MCKINZIE: Do you think the Near Eastern bureau appreciated the importance of oil in dealing with the Middle East?
EAKENS: I think they did at that time. As I mentioned earlier, up until the time I went on an overseas assignment in May 1955, I don't recall but that we had the most cordial
relationships with Saudi Arabia, Kuwait, and the oil producing countries of the area. It was mainly Saudi Arabia and Kuwait at that time, and Qatar had come in in the early fifties.
I made a trip to the Middle East in February of '52 with an officer of the geographic bureau and some military people. We went to Kuwait, Saudi Arabia, Bahrain, and Qatar, which apart from Iran were the main oil producing countries in the Middle East.
MCKINZIE: You mentioned the cordial relationship between the Middle Eastern people and your office. How about the military? James Forrestal, for example, argued in late 45 and early '46 that the U.S. could not fight another war for more than three years without outside oil supplies and without some way of safeguarding them. That puts a pretty heavy responsibility on somebody to take steps to insure
that oil is going to be there and going to be protected. Was that a function of your office, to keep reminding people of this situation?
EAKENS: I would say so. We encouraged American companies to go overseas and explore for oil.
MCKINZIE: Now, how could you do that? Just by other than saying to some official of the company, "You're going to find some oil," what kinds of inducements was it possible to make?
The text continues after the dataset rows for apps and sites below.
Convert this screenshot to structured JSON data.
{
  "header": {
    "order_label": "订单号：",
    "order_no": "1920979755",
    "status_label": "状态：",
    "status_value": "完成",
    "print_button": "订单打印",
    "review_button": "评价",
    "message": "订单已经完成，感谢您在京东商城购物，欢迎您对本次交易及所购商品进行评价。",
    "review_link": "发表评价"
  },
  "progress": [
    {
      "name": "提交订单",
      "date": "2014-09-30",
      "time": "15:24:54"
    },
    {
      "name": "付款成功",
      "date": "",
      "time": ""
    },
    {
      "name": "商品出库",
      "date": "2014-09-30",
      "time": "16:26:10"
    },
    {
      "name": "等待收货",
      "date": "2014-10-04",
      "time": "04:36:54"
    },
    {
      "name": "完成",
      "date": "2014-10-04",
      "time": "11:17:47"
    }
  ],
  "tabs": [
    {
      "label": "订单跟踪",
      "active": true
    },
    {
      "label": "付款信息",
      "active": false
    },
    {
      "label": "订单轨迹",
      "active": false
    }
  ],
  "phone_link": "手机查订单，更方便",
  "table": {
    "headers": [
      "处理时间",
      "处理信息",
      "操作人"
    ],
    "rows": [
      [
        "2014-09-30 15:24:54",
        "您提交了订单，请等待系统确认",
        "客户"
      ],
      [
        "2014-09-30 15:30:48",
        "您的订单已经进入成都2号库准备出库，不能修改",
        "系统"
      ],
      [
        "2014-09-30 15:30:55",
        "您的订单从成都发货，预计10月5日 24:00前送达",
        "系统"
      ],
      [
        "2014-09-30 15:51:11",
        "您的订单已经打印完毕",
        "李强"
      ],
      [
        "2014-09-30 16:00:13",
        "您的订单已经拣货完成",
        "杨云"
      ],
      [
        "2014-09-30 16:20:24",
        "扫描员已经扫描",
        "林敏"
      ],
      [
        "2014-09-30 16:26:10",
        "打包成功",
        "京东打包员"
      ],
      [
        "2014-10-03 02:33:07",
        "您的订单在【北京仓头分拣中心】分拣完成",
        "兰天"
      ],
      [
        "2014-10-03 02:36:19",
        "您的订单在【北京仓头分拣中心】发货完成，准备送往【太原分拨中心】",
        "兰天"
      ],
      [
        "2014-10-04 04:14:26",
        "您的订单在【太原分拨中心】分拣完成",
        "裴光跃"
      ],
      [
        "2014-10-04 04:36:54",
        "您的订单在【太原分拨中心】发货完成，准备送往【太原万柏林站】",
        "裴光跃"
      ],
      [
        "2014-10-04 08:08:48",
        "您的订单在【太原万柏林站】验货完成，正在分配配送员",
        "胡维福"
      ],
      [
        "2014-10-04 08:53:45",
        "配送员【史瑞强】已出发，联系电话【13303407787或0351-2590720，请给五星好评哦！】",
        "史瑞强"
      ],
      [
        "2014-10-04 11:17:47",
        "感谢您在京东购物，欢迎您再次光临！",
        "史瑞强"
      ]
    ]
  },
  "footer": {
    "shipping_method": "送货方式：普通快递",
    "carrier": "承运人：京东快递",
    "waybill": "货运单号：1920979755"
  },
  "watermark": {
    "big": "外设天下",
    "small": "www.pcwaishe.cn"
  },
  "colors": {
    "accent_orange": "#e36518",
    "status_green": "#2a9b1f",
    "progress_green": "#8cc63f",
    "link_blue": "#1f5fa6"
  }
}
EAKENS: Well, I guess one thing is that many American companies who have not been in overseas operations for some time are a little reluctant to invest overseas unless they think they've got the support of the State Department, however valuable or however not valuable this support might be. So, we spent a great deal of time talking to American oil producers who were either going overseas or were interested in
going overseas. We called their attention to opportunities which existed overseas. One very clear and specific one is the neutral zone between Saudi Arabia and Kuwait. The neutral zone is a territory between Saudi Arabia and Kuwait of some 25,000 square miles, in which there were no permanent residents. The tribes of Kuwait and Saudi Arabia would migrate in and out of this neutral zone, and the oil rights to the neutral zone were held jointly, 50-50, by Saudi Arabia and by Kuwait.
I don't know how this got started exactly, whether Kuwait expressed the interest or just what, but the question came up of leasing the oil rights of each of the countries. We brought this to the attention of a great many oil companies, who went over and talked to the Kuwaitis. Eventually the American Independent Oil Company took a lease on the interest of Kuwait, and the Getty interests took the lease
on the interest of Saudi Arabia. This neutral zone had never had a well drilled in it at the time; it had never really been explored, but today it's producing several hundred thousand barrels of oil per day.
Now, our action was largely one of information, encouragement, bringing the opportunity to the attention of oil companies, and things like that.
In the case of Iran -- and this probably occurred before '53, although I'm not sure -- the Iranian oil compa